There’s an interesting public debate that has been (almost silently) going on in Tanzania over the last four years. Tata Chemicals Ltd, an Indian company, has made a bid to build a soda ash plant near Lake Natron, a project worth 450 million dollars. The company approached the Tanzanian government some four years ago, had its plan approved by the Tanzanian Investment Centre (the one stop agency where foreign investors need to have their business plans approved by the government) and began conducting feasibility studies with respect to the construction site.
For those who don’t know, soda ash is a naturally occurring mineral (of which Tanzania has plenty!) that is nornally used in making chemicals and detergents, and the manufacturing of glass, among other things. If the factory is built and becomes fully operational, then in might be possible for the company to process up to 500,000 tons of soda ash per year. The factory would also hire predominantly local personnel thus reliving the unemployment pressure (about 25% of Tanzanians are currently unemployed).
So isn’t this great?, you might ask. Well, the catch is that this factory is supposed to be built next to Lake Natron, in the northeastern part of Tanzania, in an area used as a breeding ground by the Lesser Flamingo population, an endangered species of flamingos to be found in the Great Lakes Region and in southern Asia. Basically, this particular species of flamingos is the most numerous one of all flamingos, but its numbers have decreased over the last decades because of human activities which led to a sharp decline in number of breeding sites in Africa. So Lake Natron serves as the last major breeding site for the Lesser Flamingos in Africa, though there have been reports of other isolated instances, in Kenya and Tanzania, where flamingos mated.
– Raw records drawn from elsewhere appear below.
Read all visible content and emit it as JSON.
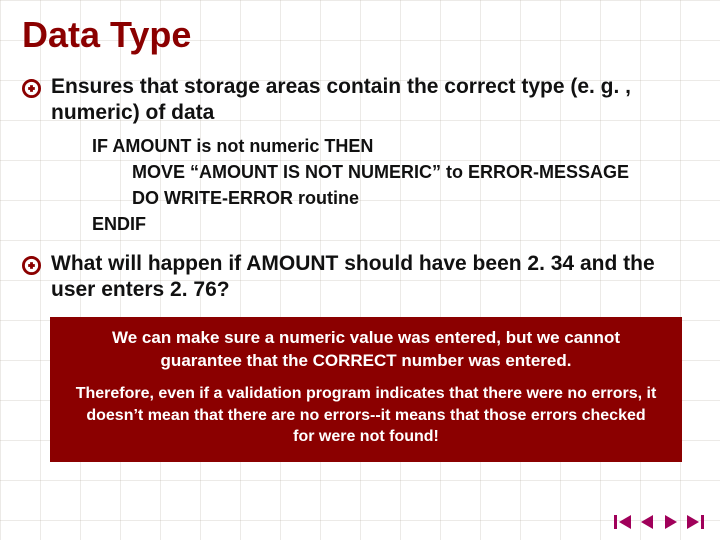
{
  "title": "Data Type",
  "bullets": [
    {
      "text": "Ensures that storage areas contain the correct type (e. g. , numeric) of data"
    },
    {
      "text": "What will happen if AMOUNT should have been 2. 34 and the user enters 2. 76?"
    }
  ],
  "code": {
    "lines": [
      "IF AMOUNT is not numeric THEN",
      "        MOVE “AMOUNT IS NOT NUMERIC” to ERROR-MESSAGE",
      "        DO WRITE-ERROR routine",
      "ENDIF"
    ]
  },
  "callout": {
    "p1": "We can make sure a numeric value was entered, but we cannot guarantee that the CORRECT number was entered.",
    "p2": "Therefore, even if a validation program indicates that there were no errors, it doesn’t mean that there are no errors--it means that those errors checked for were not found!"
  },
  "nav": {
    "first": "first-slide",
    "prev": "previous-slide",
    "next": "next-slide",
    "last": "last-slide"
  }
}
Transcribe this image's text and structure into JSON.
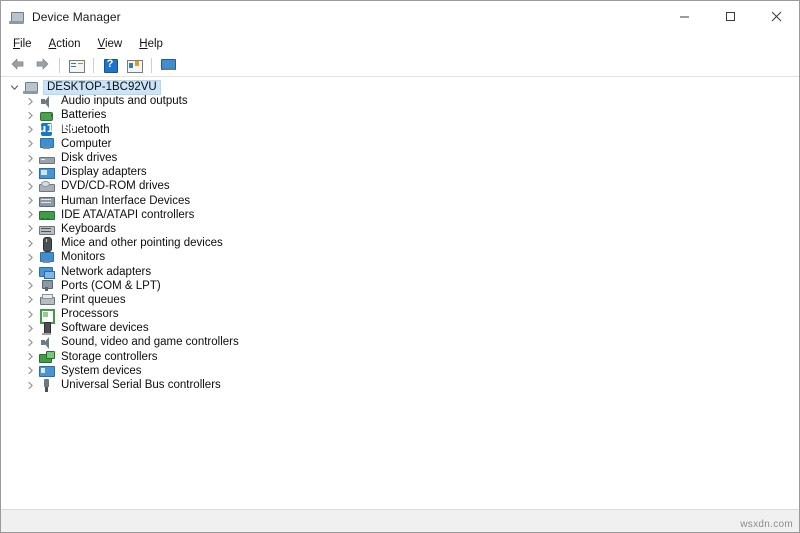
{
  "window": {
    "title": "Device Manager",
    "icon": "computer-icon",
    "controls": {
      "minimize": "—",
      "maximize": "□",
      "close": "✕"
    }
  },
  "menubar": {
    "items": [
      {
        "label": "File",
        "accel": "F"
      },
      {
        "label": "Action",
        "accel": "A"
      },
      {
        "label": "View",
        "accel": "V"
      },
      {
        "label": "Help",
        "accel": "H"
      }
    ]
  },
  "toolbar": {
    "buttons": [
      {
        "name": "back-button",
        "icon": "back-arrow-icon"
      },
      {
        "name": "forward-button",
        "icon": "forward-arrow-icon"
      },
      {
        "name": "properties-button",
        "icon": "properties-icon"
      },
      {
        "name": "help-button",
        "icon": "help-icon"
      },
      {
        "name": "scan-hardware-button",
        "icon": "scan-hardware-changes-icon"
      },
      {
        "name": "show-hide-console-tree-button",
        "icon": "monitor-icon"
      }
    ]
  },
  "tree": {
    "root": {
      "label": "DESKTOP-1BC92VU",
      "icon": "computer-icon",
      "expanded": true,
      "selected": true
    },
    "items": [
      {
        "label": "Audio inputs and outputs",
        "icon": "speaker-icon",
        "icon_class": "ic-speaker"
      },
      {
        "label": "Batteries",
        "icon": "battery-icon",
        "icon_class": "ic-battery"
      },
      {
        "label": "Bluetooth",
        "icon": "bluetooth-icon",
        "icon_class": "ic-bluetooth"
      },
      {
        "label": "Computer",
        "icon": "monitor-icon",
        "icon_class": "ic-monitor"
      },
      {
        "label": "Disk drives",
        "icon": "disk-drive-icon",
        "icon_class": "ic-disk"
      },
      {
        "label": "Display adapters",
        "icon": "display-adapter-icon",
        "icon_class": "ic-display"
      },
      {
        "label": "DVD/CD-ROM drives",
        "icon": "dvd-drive-icon",
        "icon_class": "ic-dvd"
      },
      {
        "label": "Human Interface Devices",
        "icon": "hid-icon",
        "icon_class": "ic-hid"
      },
      {
        "label": "IDE ATA/ATAPI controllers",
        "icon": "ide-controller-icon",
        "icon_class": "ic-ide"
      },
      {
        "label": "Keyboards",
        "icon": "keyboard-icon",
        "icon_class": "ic-keyboard"
      },
      {
        "label": "Mice and other pointing devices",
        "icon": "mouse-icon",
        "icon_class": "ic-mouse"
      },
      {
        "label": "Monitors",
        "icon": "monitor-icon",
        "icon_class": "ic-monitor"
      },
      {
        "label": "Network adapters",
        "icon": "network-adapter-icon",
        "icon_class": "ic-network"
      },
      {
        "label": "Ports (COM & LPT)",
        "icon": "port-icon",
        "icon_class": "ic-port"
      },
      {
        "label": "Print queues",
        "icon": "printer-icon",
        "icon_class": "ic-printer"
      },
      {
        "label": "Processors",
        "icon": "processor-icon",
        "icon_class": "ic-processor"
      },
      {
        "label": "Software devices",
        "icon": "software-device-icon",
        "icon_class": "ic-software"
      },
      {
        "label": "Sound, video and game controllers",
        "icon": "speaker-icon",
        "icon_class": "ic-speaker"
      },
      {
        "label": "Storage controllers",
        "icon": "storage-controller-icon",
        "icon_class": "ic-storage"
      },
      {
        "label": "System devices",
        "icon": "system-device-icon",
        "icon_class": "ic-system"
      },
      {
        "label": "Universal Serial Bus controllers",
        "icon": "usb-controller-icon",
        "icon_class": "ic-usb"
      }
    ],
    "chevron": "❯"
  },
  "statusbar": {
    "watermark": "wsxdn.com"
  },
  "colors": {
    "selection": "#cbe4f7",
    "selection_border": "#b4d8f2",
    "window_border": "#9a9a9a",
    "statusbar_bg": "#f0f0f0",
    "text": "#0d0d0d"
  }
}
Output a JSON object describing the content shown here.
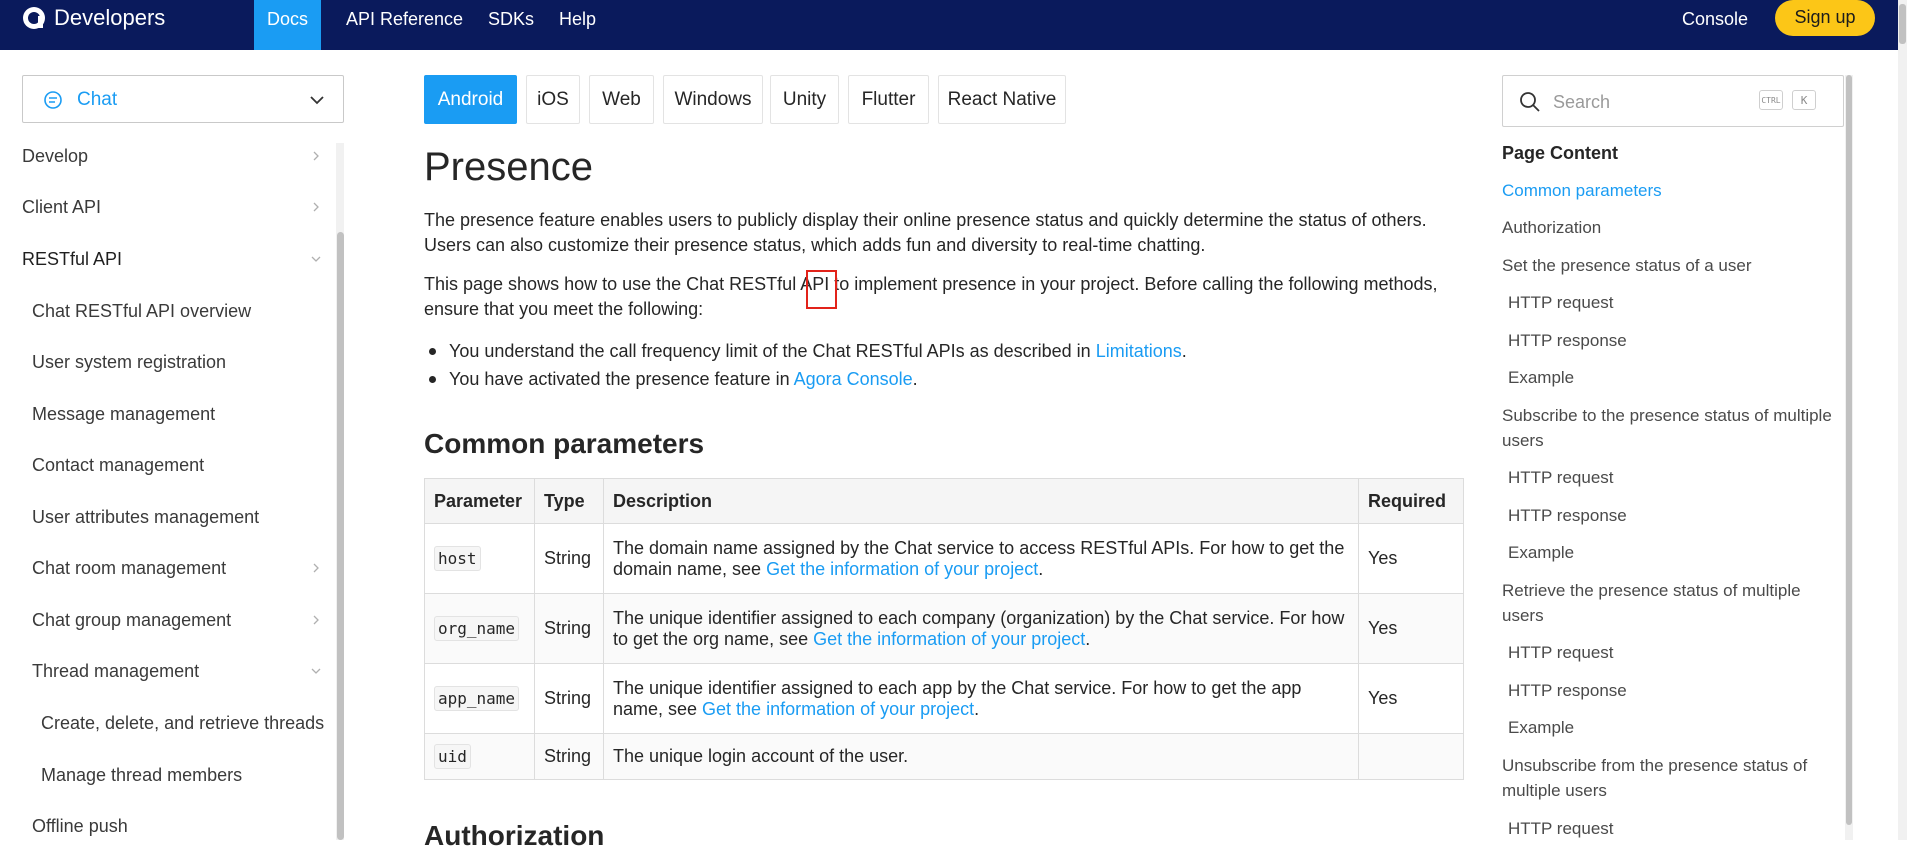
{
  "topbar": {
    "brand": "Developers",
    "nav": [
      "Docs",
      "API Reference",
      "SDKs",
      "Help"
    ],
    "console": "Console",
    "signup": "Sign up"
  },
  "sidebar": {
    "product": "Chat",
    "items": [
      {
        "label": "Develop"
      },
      {
        "label": "Client API"
      },
      {
        "label": "RESTful API"
      },
      {
        "label": "Chat RESTful API overview"
      },
      {
        "label": "User system registration"
      },
      {
        "label": "Message management"
      },
      {
        "label": "Contact management"
      },
      {
        "label": "User attributes management"
      },
      {
        "label": "Chat room management"
      },
      {
        "label": "Chat group management"
      },
      {
        "label": "Thread management"
      },
      {
        "label": "Create, delete, and retrieve threads"
      },
      {
        "label": "Manage thread members"
      },
      {
        "label": "Offline push"
      }
    ]
  },
  "tabs": [
    "Android",
    "iOS",
    "Web",
    "Windows",
    "Unity",
    "Flutter",
    "React Native"
  ],
  "content": {
    "title": "Presence",
    "para1": "The presence feature enables users to publicly display their online presence status and quickly determine the status of others. Users can also customize their presence status, which adds fun and diversity to real-time chatting.",
    "para2_a": "This page shows how to use the Chat RESTful ",
    "para2_api": "API",
    "para2_b": " to implement presence in your project. Before calling the following methods, ensure that you meet the following:",
    "bullet1_a": "You understand the call frequency limit of the Chat RESTful APIs as described in ",
    "bullet1_link": "Limitations",
    "bullet1_b": ".",
    "bullet2_a": "You have activated the presence feature in ",
    "bullet2_link": "Agora Console",
    "bullet2_b": ".",
    "h2_common": "Common parameters",
    "h2_auth": "Authorization"
  },
  "table": {
    "headers": [
      "Parameter",
      "Type",
      "Description",
      "Required"
    ],
    "rows": [
      {
        "param": "host",
        "type": "String",
        "desc": "The domain name assigned by the Chat service to access RESTful APIs. For how to get the domain name, see ",
        "link": "Get the information of your project",
        "end": ".",
        "required": "Yes"
      },
      {
        "param": "org_name",
        "type": "String",
        "desc": "The unique identifier assigned to each company (organization) by the Chat service. For how to get the org name, see ",
        "link": "Get the information of your project",
        "end": ".",
        "required": "Yes"
      },
      {
        "param": "app_name",
        "type": "String",
        "desc": "The unique identifier assigned to each app by the Chat service. For how to get the app name, see ",
        "link": "Get the information of your project",
        "end": ".",
        "required": "Yes"
      },
      {
        "param": "uid",
        "type": "String",
        "desc": "The unique login account of the user.",
        "link": "",
        "end": "",
        "required": ""
      }
    ]
  },
  "search": {
    "placeholder": "Search",
    "kbd_ctrl": "CTRL",
    "kbd_k": "K"
  },
  "toc": {
    "title": "Page Content",
    "items": [
      "Common parameters",
      "Authorization",
      "Set the presence status of a user",
      "HTTP request",
      "HTTP response",
      "Example",
      "Subscribe to the presence status of multiple users",
      "HTTP request",
      "HTTP response",
      "Example",
      "Retrieve the presence status of multiple users",
      "HTTP request",
      "HTTP response",
      "Example",
      "Unsubscribe from the presence status of multiple users",
      "HTTP request"
    ]
  },
  "colors": {
    "topbar": "#0a1a5c",
    "accent": "#1a9cf3",
    "signup": "#fcc617",
    "highlight": "#e2231a"
  }
}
So the obvious question, if you’re a Tanzanian politician, if you’re in President Kikwete’s shoes, is: what do you do? And the answer, sadly, is equally obvious – you go for it. Tanzania is in dire need of foreign investment (or any investment as a matter of fact) and it needs to clinge to any opportunities that might come from potential investors. After all, for a poor country like Tanzania, the number one priority is the people, not the birds and their habitats, so the equation is simple – any business opportunity which helps alleviate poverty is welcomed. Now, at a formal level, the President announced that precautions will be taken so that the population of flamingos won’t be disturbed, but one can suspect otherwise.
The challenge for a country like Tanzania boils down to a simple decision that involves assessing the opportunities versus the costs that might come back to haunt the administration in the long term. When poverty is as rampant and devastating as it is in Tanzania, when there is constant and urgent need for new jobs, and when the government is under pressure to encourage the economic activities of the private sector, there seems no other way but to accept that the environment will take the hit.
With business opportunities like these, there is also an underlining power struggle which often passes unnoticed. Foreign investors know very well the situation in the country they’re planning on investing – they probably did their work ahead of time, hired consultants and legal experts. So when a company like the Indian one makes an offer to build a 450 million dollar plant, its CEO knows for a fact that Tanzania cannot turn down the offer. At the very least, because the same firm can simply move across the border and take its capital and resources to Kenya, which is another country in the region that has vast mineral supplies of soda ash.
And here you go folks: African leaders make difficult calls in a bet to ensure the well-being of their citizens and their economies. It’s just a shame that the environment has to take the hit. That’s all…